As Spring gradually arrives here in New Jersey, it may seem to early to make plans for the upcoming summer. However, for divorced couples, or couples in the process of getting divorced, there is no time like the present to work on the summer plans for your children. Acting early can prevent problems when it is too late to deal with them.
If you have a court order or written agreement that addresses summer parenting time, read it. Understand the time made available to each parent: are extended periods of parenting time / vacation permitted, does the summer scehdule trump the “regular” scehdule, and most importantly, are there notice provisions required in your agreement? Don’t miss out on parenting time because you advise the other parent of your intentions in time. It is suggested that any communications requesting and arranging summer parenting time be in writing. Don’t make, or at least don’t pay for, summer plans without first reaching an agreement.

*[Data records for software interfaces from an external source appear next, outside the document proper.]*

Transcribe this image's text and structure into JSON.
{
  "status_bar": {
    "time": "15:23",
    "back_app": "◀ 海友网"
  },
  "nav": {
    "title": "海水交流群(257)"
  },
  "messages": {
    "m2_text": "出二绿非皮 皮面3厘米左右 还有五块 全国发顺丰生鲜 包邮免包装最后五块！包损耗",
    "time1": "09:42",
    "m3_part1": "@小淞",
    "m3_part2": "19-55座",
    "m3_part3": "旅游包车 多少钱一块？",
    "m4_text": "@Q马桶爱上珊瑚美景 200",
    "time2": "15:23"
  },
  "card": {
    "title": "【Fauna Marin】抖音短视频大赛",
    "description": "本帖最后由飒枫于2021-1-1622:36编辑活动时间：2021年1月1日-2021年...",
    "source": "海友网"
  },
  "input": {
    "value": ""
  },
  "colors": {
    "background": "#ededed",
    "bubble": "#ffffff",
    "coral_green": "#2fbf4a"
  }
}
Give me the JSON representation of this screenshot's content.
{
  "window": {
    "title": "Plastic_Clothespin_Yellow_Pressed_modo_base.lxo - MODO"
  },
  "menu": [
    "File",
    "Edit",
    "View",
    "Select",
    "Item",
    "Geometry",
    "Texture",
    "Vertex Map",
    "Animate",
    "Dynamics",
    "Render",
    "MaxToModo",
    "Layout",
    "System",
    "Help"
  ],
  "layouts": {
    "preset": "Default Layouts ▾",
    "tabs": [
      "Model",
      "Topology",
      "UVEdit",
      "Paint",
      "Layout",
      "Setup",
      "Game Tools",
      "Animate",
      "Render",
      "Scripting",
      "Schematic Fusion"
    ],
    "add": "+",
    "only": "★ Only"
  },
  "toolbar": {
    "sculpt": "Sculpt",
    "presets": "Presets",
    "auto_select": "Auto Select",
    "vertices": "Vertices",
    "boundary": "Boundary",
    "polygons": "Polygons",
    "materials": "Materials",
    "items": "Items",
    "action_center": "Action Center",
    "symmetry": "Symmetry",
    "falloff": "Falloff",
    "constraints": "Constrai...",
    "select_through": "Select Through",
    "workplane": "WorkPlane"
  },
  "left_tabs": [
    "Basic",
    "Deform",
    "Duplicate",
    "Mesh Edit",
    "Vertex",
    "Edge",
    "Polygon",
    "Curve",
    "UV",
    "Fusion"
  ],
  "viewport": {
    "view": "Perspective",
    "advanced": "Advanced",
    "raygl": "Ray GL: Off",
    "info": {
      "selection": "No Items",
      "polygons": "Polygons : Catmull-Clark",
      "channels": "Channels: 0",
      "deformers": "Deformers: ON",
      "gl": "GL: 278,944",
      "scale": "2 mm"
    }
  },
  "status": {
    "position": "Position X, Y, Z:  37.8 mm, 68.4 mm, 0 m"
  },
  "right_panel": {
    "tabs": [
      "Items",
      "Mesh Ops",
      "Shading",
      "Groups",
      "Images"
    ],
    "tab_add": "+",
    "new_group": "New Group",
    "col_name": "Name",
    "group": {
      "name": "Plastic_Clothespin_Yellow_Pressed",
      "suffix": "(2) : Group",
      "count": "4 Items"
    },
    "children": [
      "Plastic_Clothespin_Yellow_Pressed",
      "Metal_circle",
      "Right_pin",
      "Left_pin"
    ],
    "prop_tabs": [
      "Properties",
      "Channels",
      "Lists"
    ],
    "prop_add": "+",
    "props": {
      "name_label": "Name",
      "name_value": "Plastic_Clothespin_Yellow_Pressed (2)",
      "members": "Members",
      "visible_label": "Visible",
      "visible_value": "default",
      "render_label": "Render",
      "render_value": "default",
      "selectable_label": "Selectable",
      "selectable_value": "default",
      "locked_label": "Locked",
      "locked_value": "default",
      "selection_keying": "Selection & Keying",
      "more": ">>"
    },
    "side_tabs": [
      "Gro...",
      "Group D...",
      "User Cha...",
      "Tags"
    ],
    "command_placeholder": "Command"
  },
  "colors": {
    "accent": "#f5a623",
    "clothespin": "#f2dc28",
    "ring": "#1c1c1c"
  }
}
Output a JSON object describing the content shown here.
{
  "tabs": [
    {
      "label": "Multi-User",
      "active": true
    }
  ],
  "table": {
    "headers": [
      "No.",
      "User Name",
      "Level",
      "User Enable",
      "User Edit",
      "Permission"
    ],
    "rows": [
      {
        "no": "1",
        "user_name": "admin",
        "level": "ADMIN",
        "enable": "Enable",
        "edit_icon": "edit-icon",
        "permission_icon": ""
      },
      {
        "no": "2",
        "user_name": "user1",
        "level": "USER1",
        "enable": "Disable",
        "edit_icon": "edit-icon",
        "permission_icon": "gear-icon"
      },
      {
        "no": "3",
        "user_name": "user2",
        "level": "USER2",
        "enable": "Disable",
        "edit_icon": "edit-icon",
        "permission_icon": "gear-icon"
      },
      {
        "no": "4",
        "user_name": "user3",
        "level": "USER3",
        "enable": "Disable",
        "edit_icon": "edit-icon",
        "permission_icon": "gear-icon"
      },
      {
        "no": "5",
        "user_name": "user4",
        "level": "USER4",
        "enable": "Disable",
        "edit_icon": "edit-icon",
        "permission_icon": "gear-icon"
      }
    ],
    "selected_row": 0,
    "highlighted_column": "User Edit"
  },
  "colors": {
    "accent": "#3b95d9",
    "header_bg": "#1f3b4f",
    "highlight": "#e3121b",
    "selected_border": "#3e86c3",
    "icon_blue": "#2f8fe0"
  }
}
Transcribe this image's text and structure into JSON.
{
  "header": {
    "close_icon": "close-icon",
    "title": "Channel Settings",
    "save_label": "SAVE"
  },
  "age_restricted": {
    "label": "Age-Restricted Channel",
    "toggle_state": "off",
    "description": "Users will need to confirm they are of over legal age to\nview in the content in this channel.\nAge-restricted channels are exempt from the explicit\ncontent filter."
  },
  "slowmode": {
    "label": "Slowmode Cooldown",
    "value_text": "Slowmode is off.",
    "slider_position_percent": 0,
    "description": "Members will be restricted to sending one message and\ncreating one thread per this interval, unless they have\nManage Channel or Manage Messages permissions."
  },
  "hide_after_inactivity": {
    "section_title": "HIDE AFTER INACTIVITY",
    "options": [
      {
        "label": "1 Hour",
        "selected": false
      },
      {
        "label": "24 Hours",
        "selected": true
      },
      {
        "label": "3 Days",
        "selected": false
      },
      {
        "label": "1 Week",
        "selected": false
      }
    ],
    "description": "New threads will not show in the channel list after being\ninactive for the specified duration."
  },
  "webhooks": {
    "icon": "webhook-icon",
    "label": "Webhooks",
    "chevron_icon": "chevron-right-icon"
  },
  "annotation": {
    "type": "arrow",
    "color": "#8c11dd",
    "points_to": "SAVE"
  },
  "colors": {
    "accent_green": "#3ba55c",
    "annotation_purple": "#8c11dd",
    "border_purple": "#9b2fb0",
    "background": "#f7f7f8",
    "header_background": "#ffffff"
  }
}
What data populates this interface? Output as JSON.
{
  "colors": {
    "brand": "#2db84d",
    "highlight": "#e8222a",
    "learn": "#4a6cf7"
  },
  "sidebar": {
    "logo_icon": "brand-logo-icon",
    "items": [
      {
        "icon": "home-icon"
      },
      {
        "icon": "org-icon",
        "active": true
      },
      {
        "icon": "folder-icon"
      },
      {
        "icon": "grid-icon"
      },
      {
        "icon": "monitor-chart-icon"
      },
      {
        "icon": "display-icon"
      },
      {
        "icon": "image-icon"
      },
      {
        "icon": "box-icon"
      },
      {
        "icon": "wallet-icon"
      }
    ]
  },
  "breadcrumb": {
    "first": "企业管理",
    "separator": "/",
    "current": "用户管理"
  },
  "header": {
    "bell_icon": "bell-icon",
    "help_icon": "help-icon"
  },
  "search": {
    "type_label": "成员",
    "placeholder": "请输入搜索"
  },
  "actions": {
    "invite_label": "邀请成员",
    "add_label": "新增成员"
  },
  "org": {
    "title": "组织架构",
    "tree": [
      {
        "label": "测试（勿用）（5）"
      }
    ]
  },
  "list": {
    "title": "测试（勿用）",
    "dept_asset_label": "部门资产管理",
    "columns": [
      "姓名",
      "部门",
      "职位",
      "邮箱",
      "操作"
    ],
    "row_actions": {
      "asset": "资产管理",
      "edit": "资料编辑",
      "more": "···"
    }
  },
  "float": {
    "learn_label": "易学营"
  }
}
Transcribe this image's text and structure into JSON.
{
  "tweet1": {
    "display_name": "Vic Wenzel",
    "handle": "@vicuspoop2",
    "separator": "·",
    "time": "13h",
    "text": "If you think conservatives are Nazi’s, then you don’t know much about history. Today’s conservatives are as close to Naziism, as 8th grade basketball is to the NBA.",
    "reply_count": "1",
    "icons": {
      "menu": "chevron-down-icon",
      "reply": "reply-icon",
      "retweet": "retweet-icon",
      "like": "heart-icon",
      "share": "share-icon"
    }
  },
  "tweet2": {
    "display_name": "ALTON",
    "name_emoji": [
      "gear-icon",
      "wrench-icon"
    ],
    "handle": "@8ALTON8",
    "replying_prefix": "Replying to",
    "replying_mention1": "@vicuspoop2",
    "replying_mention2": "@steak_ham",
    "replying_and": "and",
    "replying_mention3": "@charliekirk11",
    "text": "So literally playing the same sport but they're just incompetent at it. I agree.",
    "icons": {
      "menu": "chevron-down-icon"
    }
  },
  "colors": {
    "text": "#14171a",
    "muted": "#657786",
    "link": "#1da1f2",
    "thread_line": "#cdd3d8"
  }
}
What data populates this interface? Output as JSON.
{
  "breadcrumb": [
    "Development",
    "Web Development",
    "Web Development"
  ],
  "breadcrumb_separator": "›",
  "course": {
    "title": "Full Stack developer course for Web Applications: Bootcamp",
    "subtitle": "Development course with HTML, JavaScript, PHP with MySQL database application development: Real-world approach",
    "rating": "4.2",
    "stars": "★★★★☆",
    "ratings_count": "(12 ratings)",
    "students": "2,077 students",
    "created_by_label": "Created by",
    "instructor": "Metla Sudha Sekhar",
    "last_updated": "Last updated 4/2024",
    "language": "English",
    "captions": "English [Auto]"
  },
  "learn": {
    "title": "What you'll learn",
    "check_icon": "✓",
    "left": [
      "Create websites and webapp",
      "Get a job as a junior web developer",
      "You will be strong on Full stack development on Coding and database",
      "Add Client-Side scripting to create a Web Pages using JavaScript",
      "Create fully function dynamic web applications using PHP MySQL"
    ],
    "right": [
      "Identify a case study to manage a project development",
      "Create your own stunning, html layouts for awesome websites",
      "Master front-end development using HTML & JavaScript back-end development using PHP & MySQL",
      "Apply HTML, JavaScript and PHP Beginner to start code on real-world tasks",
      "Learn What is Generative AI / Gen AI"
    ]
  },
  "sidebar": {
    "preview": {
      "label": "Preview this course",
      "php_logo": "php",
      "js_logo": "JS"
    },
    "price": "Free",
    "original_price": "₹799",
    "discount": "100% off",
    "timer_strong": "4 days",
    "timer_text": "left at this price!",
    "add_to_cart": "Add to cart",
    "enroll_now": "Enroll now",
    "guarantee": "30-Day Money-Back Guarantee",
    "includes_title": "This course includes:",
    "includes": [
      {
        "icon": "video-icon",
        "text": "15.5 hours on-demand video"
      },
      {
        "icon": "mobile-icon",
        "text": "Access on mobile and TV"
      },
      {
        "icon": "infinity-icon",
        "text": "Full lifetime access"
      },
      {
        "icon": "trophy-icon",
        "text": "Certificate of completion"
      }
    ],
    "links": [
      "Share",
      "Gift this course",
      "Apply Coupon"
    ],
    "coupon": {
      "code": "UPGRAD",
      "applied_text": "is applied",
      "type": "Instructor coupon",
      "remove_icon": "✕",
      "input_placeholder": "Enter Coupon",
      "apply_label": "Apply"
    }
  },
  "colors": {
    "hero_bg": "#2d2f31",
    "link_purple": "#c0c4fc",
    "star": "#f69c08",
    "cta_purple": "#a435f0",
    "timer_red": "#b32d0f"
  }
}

In addition to summer parenting time, there may also be the need for summer camps or similar activities as means of child care, enrichment, or just for fun. Remember, it is a vacation for your children who have worked hard all year. Most settlement agreements contain provisions for how such costs will be allocated between the parents. Make sure you follow the procedures you agreed to.
As with many aspects of your post-divorce life, dealing with summer parenting time issues may seem daunting at first. Start working on it early and be reasonable with one another keeping the interests of your child at the forefront. Having a carefully prepared custody and parenting time agreement can go along way towards minimizinv conflict. Focus on enjoying time with your child. That’s what it is all about.